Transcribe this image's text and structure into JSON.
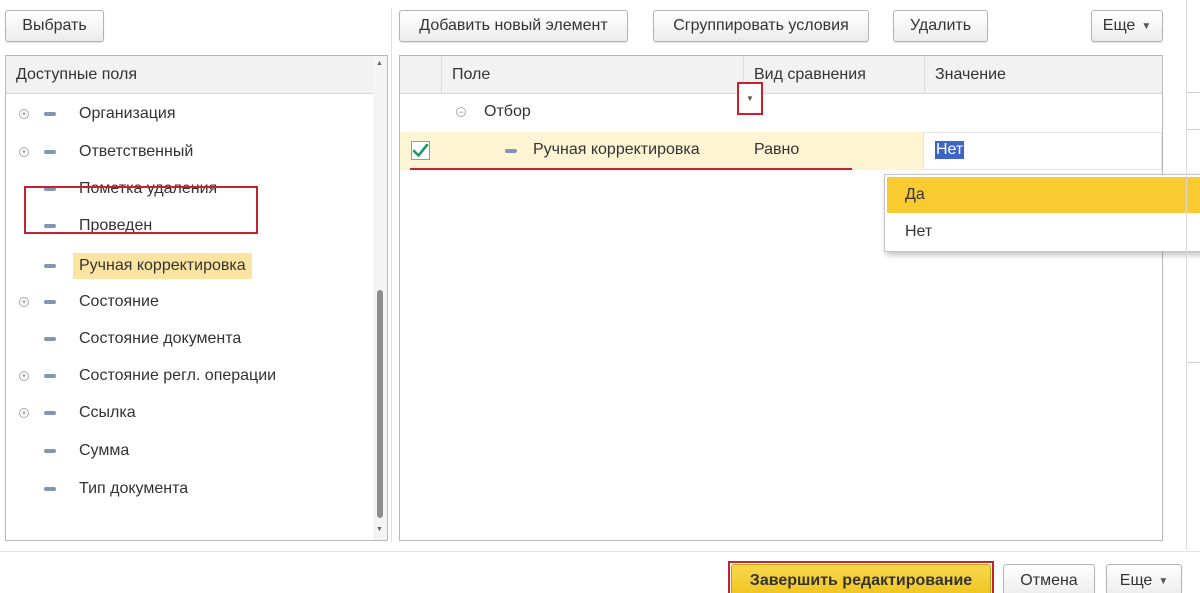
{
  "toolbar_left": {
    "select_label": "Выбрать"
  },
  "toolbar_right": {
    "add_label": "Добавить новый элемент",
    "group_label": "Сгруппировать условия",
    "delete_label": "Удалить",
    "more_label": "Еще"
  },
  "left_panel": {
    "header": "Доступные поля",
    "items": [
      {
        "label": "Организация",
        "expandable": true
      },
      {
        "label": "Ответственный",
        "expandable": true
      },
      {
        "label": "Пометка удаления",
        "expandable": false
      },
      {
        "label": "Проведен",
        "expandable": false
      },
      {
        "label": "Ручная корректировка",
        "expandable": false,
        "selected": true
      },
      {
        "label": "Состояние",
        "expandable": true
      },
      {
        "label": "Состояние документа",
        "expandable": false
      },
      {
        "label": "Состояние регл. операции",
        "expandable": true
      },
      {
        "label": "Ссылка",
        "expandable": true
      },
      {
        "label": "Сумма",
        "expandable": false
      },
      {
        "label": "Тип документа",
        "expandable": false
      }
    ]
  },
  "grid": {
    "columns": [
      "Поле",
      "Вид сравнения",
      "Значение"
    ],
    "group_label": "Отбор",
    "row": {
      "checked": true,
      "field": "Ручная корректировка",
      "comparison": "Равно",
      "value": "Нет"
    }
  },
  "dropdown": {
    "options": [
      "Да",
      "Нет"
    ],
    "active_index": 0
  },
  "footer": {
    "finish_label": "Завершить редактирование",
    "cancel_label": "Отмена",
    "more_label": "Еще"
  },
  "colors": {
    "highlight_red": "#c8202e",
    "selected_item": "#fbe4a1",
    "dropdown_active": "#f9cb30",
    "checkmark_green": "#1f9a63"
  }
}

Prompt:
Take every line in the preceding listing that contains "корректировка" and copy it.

Answer below:
        "label": "Ручная корректировка",
      "field": "Ручная корректировка",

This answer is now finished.